What about the Democrats? After presidential nominee John Kerry’s loss to George W. Bush in 2004, it seemed the party had “a God problem.”
“They thought, ‘America is a religious country and we need to be in touch with that,”’ says Silk.
The party, including the Hillary Clinton and Barack Obama campaigns, tried to reach moderate evangelicals in 2008, but eventually concluded it was a lost cause, Silk says.
By the 2012 election, one in four Obama voters had no religious affiliation. And among Democrats today, Silk says, “political language is much less religious than it was eight years ago.”
Democratic front-runner Clinton has a solid religious backstory — mainline Methodist who was in the youth group of her parish in suburban Chicago.

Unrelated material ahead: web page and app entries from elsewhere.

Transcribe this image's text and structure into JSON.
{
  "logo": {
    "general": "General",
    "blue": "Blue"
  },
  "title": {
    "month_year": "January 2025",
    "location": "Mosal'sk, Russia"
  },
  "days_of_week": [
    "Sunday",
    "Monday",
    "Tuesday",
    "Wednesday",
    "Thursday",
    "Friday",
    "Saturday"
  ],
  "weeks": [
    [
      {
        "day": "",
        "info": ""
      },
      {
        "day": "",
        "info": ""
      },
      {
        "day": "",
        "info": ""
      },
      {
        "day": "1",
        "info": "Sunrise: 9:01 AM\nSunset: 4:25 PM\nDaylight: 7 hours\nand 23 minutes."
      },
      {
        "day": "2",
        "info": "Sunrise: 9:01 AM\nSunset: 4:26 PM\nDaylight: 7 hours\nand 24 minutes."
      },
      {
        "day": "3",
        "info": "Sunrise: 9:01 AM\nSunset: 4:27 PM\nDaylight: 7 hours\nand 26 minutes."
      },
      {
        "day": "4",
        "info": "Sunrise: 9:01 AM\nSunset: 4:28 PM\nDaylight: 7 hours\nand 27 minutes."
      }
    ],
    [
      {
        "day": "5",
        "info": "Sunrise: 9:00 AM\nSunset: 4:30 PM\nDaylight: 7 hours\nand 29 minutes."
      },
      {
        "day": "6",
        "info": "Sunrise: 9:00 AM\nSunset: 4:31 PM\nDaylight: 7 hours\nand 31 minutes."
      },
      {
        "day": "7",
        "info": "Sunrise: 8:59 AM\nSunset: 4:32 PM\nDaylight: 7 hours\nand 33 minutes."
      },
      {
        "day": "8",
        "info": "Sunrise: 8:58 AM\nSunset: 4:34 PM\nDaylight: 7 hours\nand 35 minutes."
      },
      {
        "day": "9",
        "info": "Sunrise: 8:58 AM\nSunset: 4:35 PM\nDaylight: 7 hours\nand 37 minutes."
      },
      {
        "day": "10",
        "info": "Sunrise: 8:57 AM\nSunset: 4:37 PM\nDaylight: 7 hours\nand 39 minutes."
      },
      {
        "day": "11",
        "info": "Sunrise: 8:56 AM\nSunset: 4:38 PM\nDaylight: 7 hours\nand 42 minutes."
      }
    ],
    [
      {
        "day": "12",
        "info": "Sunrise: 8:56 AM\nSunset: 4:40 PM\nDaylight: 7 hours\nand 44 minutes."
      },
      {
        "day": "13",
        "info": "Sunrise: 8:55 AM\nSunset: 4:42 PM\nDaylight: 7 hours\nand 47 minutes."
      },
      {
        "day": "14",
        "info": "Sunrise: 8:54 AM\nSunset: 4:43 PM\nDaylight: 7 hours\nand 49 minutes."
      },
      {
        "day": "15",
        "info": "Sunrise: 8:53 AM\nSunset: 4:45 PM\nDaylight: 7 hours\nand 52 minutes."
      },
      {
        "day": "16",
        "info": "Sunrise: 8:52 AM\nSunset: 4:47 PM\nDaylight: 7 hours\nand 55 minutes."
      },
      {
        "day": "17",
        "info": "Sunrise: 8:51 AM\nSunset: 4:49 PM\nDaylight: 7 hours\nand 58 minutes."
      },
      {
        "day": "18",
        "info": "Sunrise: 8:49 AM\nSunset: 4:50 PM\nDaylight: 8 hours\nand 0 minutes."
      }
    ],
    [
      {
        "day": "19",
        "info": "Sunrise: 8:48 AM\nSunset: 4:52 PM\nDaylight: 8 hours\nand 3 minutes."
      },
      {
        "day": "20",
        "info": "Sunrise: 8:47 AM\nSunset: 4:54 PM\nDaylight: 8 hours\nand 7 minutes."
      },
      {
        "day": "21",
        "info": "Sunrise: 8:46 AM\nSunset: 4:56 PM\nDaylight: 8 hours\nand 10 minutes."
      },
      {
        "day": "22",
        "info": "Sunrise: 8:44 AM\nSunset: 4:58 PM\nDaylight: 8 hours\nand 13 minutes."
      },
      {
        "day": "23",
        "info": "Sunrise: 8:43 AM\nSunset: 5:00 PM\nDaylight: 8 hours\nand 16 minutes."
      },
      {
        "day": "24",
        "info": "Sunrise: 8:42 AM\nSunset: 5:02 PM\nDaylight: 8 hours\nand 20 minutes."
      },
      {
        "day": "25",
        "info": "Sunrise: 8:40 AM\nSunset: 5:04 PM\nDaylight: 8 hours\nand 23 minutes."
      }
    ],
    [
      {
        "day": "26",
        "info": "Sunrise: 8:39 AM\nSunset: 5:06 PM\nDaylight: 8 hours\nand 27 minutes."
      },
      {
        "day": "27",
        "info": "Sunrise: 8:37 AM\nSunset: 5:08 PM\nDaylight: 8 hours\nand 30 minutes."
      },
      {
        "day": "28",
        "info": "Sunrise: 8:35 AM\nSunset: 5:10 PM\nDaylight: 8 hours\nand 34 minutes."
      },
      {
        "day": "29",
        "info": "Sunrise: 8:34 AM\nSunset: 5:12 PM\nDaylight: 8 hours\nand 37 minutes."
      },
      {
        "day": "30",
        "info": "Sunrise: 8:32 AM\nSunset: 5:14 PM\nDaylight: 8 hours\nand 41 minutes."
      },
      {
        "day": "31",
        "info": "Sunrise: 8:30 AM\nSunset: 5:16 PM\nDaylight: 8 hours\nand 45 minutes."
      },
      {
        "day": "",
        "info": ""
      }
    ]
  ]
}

She has participated in a Washington prayer group and has sometimes carried a Bible with her.
Clinton has talked publicly about her faith, although she once said that it “doesn’t come naturally to me.” But in her big campaign launch speech last week, aside from a reference to “our God-given potential” and the obligatory “God Bless America!” the Almighty was absent.
Politically, it may not matter all that much to a Democrat. White Christians accounted for only 39 percent of Obama voters, compared with 81 percent of Mitt Romney’s.
For Republicans, the question is how much more the conservative evangelical vote — already high — can be mobilized. Enough, Head replies, so the rise of the nones shouldn’t matter: “Whether you’re fishing in an ocean of 100 million Christians or 85 million, you still only need another 3 or 4 million” to elect a president.
So is America a Christian nation? Obama weighed in on the subject in 2006: “We are no longer a Christian nation — at least, not just. We are also a Jewish nation, a Muslim nation, a Buddhist nation, and a Hindu nation and a nation of non-believers.”
That shout-out to nones notwithstanding, neither party is likely to overtly court atheists, agnostics or unaffiliateds for the time being, says Molly Worthen, a University of North Carolina historian of religion. But their rise is influencing the political debate.
Worthen says that although religious fervor has gone up and down in America — more people attend church now than in 1776 — the nones are no fad.
“Look at Western Europe,” she says, where atheists and agnostics — including French President Francois Hollande — have won national elections. Sooner or later, ”that’s where we’re headed.”